- _WHAT THIS TASK INVOLVES_
Please report every line in the material below where the word "NULL" is found.

- _RECORDS FOR THIS TASK_
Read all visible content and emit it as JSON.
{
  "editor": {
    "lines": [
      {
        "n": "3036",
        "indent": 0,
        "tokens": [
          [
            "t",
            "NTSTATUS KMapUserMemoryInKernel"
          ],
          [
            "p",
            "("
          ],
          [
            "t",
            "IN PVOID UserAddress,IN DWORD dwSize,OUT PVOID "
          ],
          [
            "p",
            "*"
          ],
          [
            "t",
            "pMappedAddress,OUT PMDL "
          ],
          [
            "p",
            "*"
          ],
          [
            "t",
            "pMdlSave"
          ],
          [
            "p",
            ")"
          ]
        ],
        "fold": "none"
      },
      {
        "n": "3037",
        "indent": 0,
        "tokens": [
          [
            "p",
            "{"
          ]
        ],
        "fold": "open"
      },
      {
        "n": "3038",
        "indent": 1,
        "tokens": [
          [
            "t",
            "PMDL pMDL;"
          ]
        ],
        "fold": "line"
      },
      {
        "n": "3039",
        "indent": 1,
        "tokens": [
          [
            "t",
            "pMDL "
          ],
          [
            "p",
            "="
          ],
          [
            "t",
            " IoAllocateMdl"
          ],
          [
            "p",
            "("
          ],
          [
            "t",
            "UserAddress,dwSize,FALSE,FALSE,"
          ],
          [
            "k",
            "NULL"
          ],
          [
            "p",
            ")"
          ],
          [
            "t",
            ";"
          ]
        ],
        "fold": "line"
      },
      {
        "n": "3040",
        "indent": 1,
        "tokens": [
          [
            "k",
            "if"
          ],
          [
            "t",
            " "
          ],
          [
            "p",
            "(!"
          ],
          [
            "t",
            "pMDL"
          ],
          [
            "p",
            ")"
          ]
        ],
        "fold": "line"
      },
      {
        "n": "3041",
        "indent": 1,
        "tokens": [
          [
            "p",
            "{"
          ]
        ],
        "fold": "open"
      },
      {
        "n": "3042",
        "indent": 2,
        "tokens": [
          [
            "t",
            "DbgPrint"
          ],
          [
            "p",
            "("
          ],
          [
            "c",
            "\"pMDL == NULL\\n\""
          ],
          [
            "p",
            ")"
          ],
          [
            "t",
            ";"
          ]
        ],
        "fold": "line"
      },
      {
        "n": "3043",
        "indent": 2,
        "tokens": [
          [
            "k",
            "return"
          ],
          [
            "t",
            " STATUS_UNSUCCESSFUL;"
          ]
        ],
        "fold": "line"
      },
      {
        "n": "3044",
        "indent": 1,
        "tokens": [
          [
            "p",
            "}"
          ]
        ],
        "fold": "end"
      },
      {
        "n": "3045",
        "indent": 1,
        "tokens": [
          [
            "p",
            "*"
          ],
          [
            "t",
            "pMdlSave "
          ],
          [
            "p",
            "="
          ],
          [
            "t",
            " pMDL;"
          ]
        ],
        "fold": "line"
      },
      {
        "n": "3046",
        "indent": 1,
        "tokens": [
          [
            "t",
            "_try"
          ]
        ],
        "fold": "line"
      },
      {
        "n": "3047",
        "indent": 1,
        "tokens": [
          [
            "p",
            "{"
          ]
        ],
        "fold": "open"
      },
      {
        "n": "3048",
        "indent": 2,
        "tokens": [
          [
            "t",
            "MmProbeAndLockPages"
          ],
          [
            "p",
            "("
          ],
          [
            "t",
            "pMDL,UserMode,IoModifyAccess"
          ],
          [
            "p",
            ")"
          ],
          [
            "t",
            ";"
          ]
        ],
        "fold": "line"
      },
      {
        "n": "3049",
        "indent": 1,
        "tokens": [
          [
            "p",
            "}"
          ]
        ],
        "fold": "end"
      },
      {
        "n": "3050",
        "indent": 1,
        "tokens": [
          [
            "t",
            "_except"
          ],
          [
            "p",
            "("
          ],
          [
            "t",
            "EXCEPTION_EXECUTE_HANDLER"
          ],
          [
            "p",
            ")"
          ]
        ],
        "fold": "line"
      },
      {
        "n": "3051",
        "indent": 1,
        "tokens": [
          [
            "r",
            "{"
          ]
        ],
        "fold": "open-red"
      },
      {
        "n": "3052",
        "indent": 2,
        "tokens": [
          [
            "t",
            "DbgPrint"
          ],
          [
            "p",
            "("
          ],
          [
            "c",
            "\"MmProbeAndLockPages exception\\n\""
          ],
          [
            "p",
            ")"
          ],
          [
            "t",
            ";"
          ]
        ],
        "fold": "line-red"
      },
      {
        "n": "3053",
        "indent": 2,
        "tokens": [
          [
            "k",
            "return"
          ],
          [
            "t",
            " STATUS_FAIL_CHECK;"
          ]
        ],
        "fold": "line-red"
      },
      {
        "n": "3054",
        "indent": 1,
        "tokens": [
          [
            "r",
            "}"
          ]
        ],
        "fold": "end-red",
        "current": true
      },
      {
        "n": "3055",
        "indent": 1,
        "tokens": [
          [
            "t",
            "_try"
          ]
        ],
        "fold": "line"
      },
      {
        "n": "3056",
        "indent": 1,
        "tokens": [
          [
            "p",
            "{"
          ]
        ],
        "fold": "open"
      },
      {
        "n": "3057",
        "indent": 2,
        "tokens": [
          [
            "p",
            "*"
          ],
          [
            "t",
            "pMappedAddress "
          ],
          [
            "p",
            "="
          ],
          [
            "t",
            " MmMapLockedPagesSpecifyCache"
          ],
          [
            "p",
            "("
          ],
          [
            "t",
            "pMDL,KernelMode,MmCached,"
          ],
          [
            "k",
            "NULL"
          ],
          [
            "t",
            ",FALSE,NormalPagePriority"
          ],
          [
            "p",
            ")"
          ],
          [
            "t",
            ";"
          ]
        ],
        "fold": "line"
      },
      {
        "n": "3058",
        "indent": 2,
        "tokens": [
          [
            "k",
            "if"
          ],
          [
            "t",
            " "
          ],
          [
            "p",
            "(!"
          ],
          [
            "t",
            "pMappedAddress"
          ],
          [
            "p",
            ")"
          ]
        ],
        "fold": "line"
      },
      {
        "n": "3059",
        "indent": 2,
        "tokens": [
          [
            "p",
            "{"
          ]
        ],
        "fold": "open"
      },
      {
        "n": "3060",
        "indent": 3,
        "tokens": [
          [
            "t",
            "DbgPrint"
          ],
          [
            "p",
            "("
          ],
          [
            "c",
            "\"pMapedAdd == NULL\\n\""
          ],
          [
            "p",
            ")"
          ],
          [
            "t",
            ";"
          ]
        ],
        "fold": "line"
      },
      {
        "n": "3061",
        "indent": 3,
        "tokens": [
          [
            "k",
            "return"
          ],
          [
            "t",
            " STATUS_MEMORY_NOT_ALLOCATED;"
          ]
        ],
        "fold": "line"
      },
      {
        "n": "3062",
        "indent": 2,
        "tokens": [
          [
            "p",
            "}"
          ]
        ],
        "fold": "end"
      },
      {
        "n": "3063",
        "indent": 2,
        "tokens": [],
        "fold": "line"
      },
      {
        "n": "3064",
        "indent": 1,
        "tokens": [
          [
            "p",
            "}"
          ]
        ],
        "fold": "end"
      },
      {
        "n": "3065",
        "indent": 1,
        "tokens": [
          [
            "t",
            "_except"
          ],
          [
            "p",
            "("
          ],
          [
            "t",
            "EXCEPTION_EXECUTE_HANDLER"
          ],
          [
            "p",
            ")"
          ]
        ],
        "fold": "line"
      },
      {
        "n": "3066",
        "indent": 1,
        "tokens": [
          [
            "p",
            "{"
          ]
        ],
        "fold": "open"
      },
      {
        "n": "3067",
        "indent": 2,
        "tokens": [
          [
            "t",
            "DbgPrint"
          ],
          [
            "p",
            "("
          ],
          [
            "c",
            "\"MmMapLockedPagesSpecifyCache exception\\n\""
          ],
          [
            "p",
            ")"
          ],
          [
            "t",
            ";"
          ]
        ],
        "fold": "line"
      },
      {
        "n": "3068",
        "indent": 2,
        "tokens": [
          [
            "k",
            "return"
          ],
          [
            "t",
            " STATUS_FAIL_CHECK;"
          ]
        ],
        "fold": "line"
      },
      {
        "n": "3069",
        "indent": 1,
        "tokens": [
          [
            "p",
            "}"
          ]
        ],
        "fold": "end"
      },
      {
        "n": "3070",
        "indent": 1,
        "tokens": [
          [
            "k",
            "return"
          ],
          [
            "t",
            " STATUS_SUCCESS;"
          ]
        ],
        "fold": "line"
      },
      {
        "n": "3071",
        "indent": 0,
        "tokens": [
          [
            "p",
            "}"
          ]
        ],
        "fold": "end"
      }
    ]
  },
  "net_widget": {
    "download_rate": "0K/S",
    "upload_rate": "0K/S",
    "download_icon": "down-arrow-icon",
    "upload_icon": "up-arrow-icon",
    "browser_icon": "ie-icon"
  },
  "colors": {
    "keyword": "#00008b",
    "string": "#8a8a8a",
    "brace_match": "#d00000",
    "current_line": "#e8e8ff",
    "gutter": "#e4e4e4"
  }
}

- _EXERCISE RESULT_
            "NULL"
            "\"pMDL == NULL\\n\""
            "NULL"
            "\"pMapedAdd == NULL\\n\""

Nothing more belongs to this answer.